American soldiers who were Holocaust victims, both Jewish and non-Jewish, have captivated journalist Jeff Donaldson for the last 10 years.

He unearthed the stories of victims of German atrocity despite the American government’s order that victims remain silent about their imprisonment.

In his new book, “Men of Honor,” he recounts the experiences of 24 American veterans who survived imprisonment by the Nazis — four of them in Berga, a satellite camp of the Bergen-Belsen death camp, as well as those from several main death camps and two POW camps.

Donaldson, a Persian Gulf War veteran and Las Vegas Sun reporter, spoke about his book June 21 at the Holocaust Center of Northern California in San Francisco.

Donaldson first learned of American soldiers in the Holocaust from a World War II veteran he met after completing his service in the Persian Gulf. The vet told Donaldson he and 350 other prisoners of war were transferred to a Nazi slave labor camp, when the captors were dissatisfied with the number of Jewish soldiers in their custody.

The Nazis, believing there were more Jewish soldiers, gave the American troops an ultimatum that more Jews be identified from within the prisoner of war camp or they would start shooting detainees.

Of the 350 prisoners sent to Berga, only 80 to 90 were Jewish, the rest being termed “undesirables,” Americans who appeared ethnic, Donaldson said.

“I don’t think that people realize that the Holocaust did have an effect on the American people,” he said.

All GIs wore tags around their necks with a letter indicating their religion to ensure proper burial rites if necessary, a military practice that still occurs today.

During World War II, Jewish soldiers, whose tags were marked with an “H” for Hebrew, faced the dilemma of being killed if their religion was discovered, or throwing out their tags and risking burial without Jewish rites or being shot as a spy for lack of identification.

About 60 percent of the Jewish soldiers captured threw out their tags, Donaldson said.

“I’m not Jewish and I find it fascinating that someone would be forced to make a personal choice” about their religion, he said. “To me it was such a fascinating dilemma, and I wanted to know exactly what was going through [the prisoners’] heads.”

Donaldson said another motive for his book was to expose the fact that 68 survivors of Berga were ordered by the American government to sign an affidavit that they would remain silent about their experiences in the camp, most of whom did so for over 50 years.

The POWs may have been forbidden from speaking because the American government feared backlash for not acting to save American victims in the Holocaust, Donaldson said. American government officials may have known of the existence of concentration camps as early as 1943.

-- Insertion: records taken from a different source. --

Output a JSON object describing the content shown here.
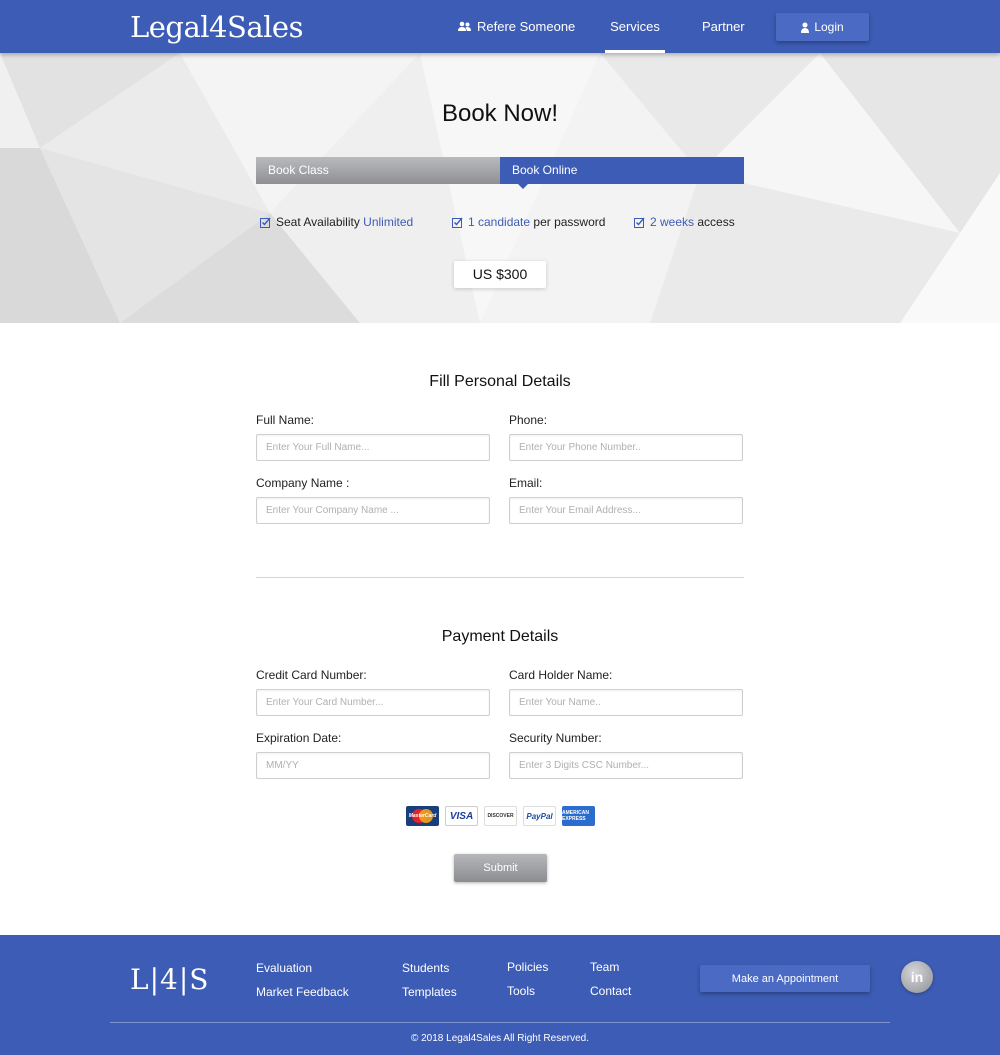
{
  "header": {
    "logo": "Legal4Sales",
    "nav": {
      "refer": "Refere Someone",
      "services": "Services",
      "partner": "Partner",
      "login": "Login"
    }
  },
  "hero": {
    "title": "Book Now!",
    "tabs": {
      "book_class": "Book Class",
      "book_online": "Book Online",
      "active": "Book Online"
    },
    "features": [
      {
        "prefix": "Seat Availability ",
        "highlight": "Unlimited",
        "suffix": ""
      },
      {
        "prefix": "",
        "highlight": "1 candidate",
        "suffix": " per password"
      },
      {
        "prefix": "",
        "highlight": "2 weeks",
        "suffix": " access"
      }
    ],
    "price": "US $300"
  },
  "personal": {
    "title": "Fill Personal Details",
    "full_name": {
      "label": "Full Name:",
      "placeholder": "Enter Your Full Name..."
    },
    "phone": {
      "label": "Phone:",
      "placeholder": "Enter Your Phone Number.."
    },
    "company": {
      "label": "Company Name :",
      "placeholder": "Enter Your Company Name ..."
    },
    "email": {
      "label": "Email:",
      "placeholder": "Enter Your Email Address..."
    }
  },
  "payment": {
    "title": "Payment Details",
    "card_number": {
      "label": "Credit Card Number:",
      "placeholder": "Enter Your Card Number..."
    },
    "holder": {
      "label": "Card Holder Name:",
      "placeholder": "Enter Your Name.."
    },
    "expiry": {
      "label": "Expiration Date:",
      "placeholder": "MM/YY"
    },
    "security": {
      "label": "Security Number:",
      "placeholder": "Enter 3 Digits CSC Number..."
    },
    "card_logos": [
      "MasterCard",
      "VISA",
      "DISCOVER",
      "PayPal",
      "AMERICAN EXPRESS"
    ],
    "submit": "Submit"
  },
  "footer": {
    "logo": "L|4|S",
    "links_col1": [
      "Evaluation",
      "Market Feedback"
    ],
    "links_col2": [
      "Students",
      "Templates"
    ],
    "links_col3": [
      "Policies",
      "Tools"
    ],
    "links_col4": [
      "Team",
      "Contact"
    ],
    "appointment": "Make an Appointment",
    "social": "in",
    "copyright": "© 2018 Legal4Sales All Right Reserved."
  },
  "colors": {
    "brand": "#3d5cb5",
    "button": "#4a6ac4",
    "gray_button": "#8f9094"
  },
  "icons": [
    "users-icon",
    "user-icon",
    "checkbox-icon",
    "linkedin-icon"
  ]
}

As a result, Donaldson had difficulty finding former prisoners who would discuss their stories. He was discouraged for six years until he met another survivor of Berga. He subsequently advertised in a Jewish veterans’ magazine and received numerous responses.

A Web site has since been set up for survivors to send letters, photographs and diaries. “I’d love to see this as a continual database,” he said.

Donaldson hopes his book will spread public awareness about the veterans’ suffering, and help them understand their experience and continue their healing process.

Donaldson said he knew of another book about American POWs in Nazi concentration camps, Mitchell Bard’s “Forgotten Victims.” Another recently released book, Roger Cohen’s “Soldiers and Slaves,” also deals with survivors of the Berga camp and has the same cover photo. Donaldson said he had heard of the book, but was not aware of the cover’s identical photo, which he obtained from the U.S. Holocaust Memorial Museum in Washington, D.C.